## [Work item]
Look for the word "this" in the data below, and copy every line that holds it.

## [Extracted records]
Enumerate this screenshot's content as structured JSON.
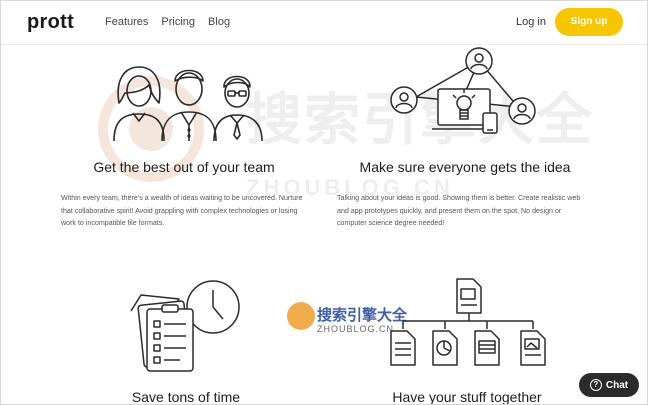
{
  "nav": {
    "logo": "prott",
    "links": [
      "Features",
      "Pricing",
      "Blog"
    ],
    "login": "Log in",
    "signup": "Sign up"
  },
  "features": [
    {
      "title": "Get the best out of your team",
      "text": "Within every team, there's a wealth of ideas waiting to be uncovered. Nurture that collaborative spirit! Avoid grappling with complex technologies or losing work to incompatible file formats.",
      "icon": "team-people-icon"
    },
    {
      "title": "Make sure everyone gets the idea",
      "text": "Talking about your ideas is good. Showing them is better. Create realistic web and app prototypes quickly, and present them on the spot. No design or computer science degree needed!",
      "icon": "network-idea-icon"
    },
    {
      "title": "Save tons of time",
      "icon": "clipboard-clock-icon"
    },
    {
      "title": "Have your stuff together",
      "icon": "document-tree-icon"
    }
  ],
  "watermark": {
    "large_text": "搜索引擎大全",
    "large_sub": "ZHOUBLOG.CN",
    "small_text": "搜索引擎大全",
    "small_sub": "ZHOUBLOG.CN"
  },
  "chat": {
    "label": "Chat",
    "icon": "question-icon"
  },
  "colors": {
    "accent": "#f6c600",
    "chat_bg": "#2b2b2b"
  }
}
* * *
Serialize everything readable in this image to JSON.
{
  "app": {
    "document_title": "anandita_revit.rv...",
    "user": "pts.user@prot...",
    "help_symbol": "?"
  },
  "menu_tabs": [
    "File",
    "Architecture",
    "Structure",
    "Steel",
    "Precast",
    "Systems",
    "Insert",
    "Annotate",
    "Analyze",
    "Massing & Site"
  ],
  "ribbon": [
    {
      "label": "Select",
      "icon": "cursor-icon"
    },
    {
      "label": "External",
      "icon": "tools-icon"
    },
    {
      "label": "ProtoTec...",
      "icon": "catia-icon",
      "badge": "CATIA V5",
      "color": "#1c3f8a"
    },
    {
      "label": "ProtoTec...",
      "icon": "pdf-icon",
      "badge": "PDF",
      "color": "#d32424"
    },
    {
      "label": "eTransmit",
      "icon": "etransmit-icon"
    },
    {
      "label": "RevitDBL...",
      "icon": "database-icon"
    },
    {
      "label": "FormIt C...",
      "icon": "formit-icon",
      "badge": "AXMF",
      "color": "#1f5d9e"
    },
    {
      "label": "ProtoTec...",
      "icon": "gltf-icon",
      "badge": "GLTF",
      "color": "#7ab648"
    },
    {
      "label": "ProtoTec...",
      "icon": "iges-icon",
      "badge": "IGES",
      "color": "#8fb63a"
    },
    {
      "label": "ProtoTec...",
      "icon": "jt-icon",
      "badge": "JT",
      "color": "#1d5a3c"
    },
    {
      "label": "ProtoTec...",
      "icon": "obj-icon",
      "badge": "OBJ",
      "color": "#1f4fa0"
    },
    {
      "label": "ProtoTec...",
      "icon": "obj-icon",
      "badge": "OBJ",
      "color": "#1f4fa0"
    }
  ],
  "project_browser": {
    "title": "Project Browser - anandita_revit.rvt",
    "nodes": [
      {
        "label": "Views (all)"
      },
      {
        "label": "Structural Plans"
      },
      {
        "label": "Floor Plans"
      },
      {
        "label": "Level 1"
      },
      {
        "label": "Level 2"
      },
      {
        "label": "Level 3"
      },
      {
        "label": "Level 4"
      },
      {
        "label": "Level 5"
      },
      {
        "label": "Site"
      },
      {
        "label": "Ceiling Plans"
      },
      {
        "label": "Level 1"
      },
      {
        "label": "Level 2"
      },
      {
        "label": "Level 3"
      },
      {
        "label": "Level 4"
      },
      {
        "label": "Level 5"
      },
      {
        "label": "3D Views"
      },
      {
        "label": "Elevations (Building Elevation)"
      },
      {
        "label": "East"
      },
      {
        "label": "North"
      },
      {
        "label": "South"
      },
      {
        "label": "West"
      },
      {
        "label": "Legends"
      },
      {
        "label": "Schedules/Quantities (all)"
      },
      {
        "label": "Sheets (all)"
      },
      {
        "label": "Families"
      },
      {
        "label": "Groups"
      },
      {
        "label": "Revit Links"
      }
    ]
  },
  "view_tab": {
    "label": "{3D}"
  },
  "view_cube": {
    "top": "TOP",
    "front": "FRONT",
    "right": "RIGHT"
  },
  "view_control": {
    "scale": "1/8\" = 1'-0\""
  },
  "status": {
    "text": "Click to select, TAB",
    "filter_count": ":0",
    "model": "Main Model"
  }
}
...
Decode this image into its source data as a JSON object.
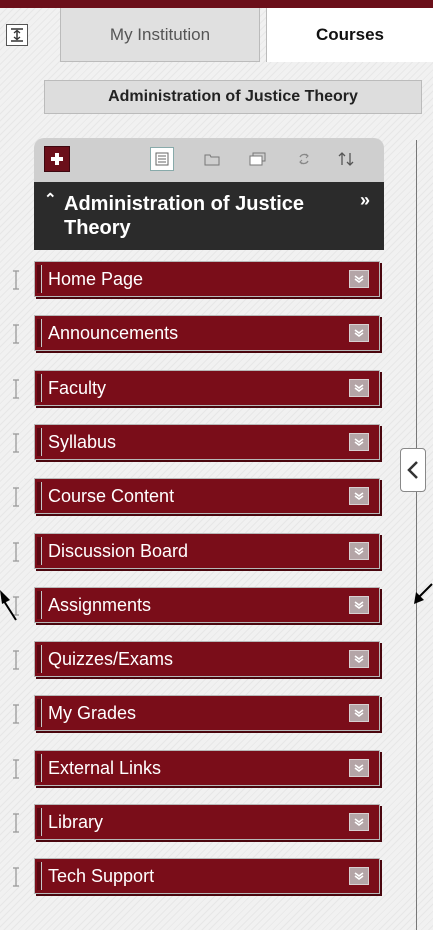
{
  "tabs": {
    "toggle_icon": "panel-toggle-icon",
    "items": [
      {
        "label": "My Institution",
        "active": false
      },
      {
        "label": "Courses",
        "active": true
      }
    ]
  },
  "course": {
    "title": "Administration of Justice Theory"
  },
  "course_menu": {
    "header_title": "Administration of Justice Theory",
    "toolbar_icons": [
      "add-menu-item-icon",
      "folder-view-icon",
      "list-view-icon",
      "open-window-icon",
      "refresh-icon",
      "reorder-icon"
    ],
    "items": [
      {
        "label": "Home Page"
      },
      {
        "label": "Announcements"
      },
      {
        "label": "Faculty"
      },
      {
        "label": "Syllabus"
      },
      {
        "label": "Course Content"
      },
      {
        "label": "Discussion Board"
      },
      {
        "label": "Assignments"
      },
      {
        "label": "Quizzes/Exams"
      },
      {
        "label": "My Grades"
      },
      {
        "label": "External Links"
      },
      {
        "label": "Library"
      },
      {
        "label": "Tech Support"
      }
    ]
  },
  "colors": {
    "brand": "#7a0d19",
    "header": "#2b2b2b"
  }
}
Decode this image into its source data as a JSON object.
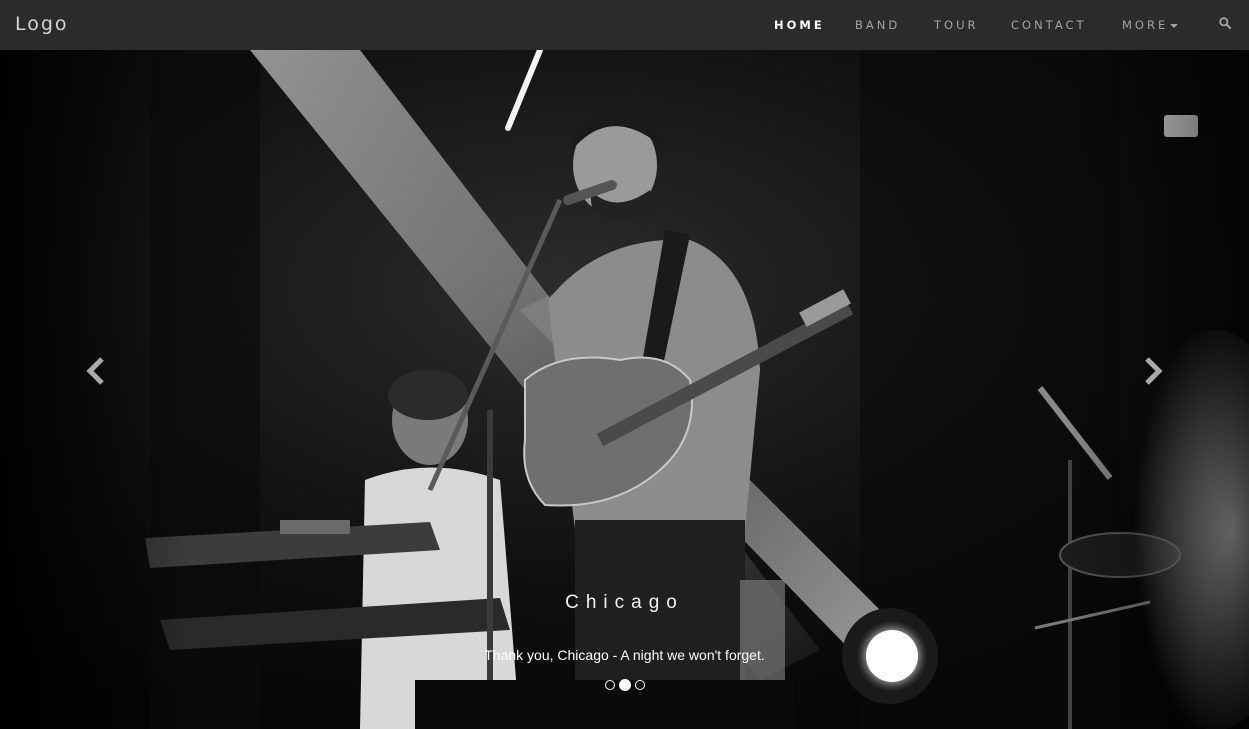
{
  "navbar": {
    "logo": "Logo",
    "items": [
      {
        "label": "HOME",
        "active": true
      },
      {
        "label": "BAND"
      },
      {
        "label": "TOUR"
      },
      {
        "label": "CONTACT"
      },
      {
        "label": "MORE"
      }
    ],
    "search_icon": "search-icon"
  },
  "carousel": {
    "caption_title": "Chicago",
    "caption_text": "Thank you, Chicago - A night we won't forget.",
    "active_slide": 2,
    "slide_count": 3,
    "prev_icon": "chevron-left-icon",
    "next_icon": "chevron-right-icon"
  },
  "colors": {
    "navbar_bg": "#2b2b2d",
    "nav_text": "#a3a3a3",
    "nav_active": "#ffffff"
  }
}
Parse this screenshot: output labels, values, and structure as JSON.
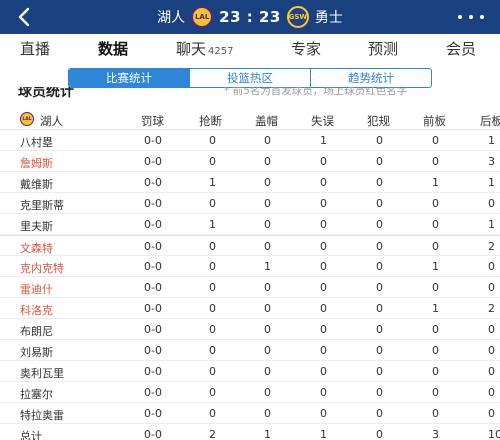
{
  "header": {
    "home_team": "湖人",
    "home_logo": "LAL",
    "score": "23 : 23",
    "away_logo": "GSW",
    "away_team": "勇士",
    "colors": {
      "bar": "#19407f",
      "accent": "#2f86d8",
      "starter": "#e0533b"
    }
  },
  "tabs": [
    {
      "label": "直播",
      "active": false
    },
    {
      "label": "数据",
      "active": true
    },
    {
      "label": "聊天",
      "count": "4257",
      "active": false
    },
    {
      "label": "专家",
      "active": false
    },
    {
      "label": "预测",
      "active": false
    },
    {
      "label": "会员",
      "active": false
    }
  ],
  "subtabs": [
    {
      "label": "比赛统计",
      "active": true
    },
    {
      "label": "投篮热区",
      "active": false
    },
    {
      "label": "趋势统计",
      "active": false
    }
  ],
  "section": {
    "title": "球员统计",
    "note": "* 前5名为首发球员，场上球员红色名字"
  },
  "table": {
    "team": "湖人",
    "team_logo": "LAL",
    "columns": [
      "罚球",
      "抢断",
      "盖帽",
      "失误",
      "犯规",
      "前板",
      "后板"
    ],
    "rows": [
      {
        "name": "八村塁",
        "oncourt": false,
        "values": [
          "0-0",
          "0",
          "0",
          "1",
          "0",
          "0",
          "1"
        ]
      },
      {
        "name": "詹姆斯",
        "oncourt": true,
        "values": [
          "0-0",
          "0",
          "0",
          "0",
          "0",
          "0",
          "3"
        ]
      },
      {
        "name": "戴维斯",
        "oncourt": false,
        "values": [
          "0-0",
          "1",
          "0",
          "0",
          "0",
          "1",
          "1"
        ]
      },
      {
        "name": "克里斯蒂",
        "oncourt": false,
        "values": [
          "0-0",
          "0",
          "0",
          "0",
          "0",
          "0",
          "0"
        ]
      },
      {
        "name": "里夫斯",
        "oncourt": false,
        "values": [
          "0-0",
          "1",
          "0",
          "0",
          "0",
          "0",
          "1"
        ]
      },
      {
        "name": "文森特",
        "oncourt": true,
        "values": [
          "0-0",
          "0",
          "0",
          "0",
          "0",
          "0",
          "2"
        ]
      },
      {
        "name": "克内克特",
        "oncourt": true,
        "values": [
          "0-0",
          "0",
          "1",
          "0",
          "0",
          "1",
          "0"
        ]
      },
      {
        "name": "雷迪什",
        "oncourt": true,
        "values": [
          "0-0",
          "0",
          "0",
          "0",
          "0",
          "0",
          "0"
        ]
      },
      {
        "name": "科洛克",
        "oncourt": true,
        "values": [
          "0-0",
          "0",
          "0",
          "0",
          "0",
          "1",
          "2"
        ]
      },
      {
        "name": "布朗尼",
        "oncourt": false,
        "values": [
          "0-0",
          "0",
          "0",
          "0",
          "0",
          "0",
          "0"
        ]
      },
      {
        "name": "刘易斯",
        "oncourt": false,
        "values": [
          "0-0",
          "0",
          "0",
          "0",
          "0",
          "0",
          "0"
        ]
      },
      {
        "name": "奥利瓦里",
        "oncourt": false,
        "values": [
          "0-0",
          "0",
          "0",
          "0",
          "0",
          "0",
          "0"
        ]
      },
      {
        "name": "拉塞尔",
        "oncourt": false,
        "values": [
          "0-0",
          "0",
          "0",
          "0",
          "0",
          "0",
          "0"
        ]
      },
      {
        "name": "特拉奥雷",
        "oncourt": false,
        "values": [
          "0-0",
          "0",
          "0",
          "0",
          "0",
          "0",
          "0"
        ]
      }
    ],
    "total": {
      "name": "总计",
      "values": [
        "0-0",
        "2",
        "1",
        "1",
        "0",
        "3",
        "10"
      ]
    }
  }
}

## [Answer]
Enumerate this screenshot's content as structured JSON.
Serialize everything readable in this image to JSON.
Decode this image into its source data as a JSON object.
Decode this image into its source data as a JSON object.
Parse this screenshot: output labels, values, and structure as JSON.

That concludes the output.